◆ Work to complete
Which lines in the entries below contain the string "JSON"? Show each of them in full.

Start of Dataset extract

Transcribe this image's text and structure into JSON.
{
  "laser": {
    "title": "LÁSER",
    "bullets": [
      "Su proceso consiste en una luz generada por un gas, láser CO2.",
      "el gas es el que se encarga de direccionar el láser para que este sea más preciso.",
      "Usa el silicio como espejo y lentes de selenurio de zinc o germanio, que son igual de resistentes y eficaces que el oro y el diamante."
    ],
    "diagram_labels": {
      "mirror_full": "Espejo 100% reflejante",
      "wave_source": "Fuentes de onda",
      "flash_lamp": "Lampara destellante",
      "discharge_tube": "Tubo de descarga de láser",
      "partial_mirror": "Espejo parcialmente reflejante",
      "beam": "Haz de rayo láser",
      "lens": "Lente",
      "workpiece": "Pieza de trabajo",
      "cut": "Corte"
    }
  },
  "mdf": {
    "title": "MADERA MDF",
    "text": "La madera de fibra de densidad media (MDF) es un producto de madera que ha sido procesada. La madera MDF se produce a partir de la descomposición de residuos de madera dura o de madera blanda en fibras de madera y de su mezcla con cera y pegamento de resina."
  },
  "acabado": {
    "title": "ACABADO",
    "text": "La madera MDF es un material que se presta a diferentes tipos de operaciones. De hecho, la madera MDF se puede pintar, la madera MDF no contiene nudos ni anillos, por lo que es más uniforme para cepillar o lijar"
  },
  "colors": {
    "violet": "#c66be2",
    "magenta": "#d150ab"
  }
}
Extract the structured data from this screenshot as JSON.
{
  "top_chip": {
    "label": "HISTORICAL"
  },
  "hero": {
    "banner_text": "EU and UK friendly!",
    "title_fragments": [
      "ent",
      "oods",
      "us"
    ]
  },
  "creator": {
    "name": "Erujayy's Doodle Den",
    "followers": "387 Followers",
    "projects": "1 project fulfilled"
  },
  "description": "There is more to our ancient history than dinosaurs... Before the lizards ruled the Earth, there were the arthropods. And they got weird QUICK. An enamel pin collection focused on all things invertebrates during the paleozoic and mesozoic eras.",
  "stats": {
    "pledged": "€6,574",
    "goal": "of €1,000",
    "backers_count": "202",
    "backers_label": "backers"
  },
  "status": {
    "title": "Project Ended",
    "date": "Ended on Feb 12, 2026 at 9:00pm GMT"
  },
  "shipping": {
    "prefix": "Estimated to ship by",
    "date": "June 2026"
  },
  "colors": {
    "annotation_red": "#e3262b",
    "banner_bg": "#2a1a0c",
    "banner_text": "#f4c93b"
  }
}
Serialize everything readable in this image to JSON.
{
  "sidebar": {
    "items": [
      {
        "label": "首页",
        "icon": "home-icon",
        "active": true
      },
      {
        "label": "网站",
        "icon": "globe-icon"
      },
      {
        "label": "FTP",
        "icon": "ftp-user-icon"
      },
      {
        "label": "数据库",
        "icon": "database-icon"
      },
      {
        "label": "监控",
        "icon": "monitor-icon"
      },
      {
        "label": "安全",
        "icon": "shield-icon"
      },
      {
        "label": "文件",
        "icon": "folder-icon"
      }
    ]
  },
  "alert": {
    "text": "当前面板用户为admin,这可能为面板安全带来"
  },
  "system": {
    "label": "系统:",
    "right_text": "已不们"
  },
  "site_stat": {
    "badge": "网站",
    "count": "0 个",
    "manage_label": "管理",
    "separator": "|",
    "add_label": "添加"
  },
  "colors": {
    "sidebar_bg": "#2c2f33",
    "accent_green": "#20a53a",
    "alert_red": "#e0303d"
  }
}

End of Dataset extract

◆ Answer space
Transcribe this image's text and structure into JSON.
Extract the structured data from this screenshot as JSON.
Serialize everything readable in this image to JSON.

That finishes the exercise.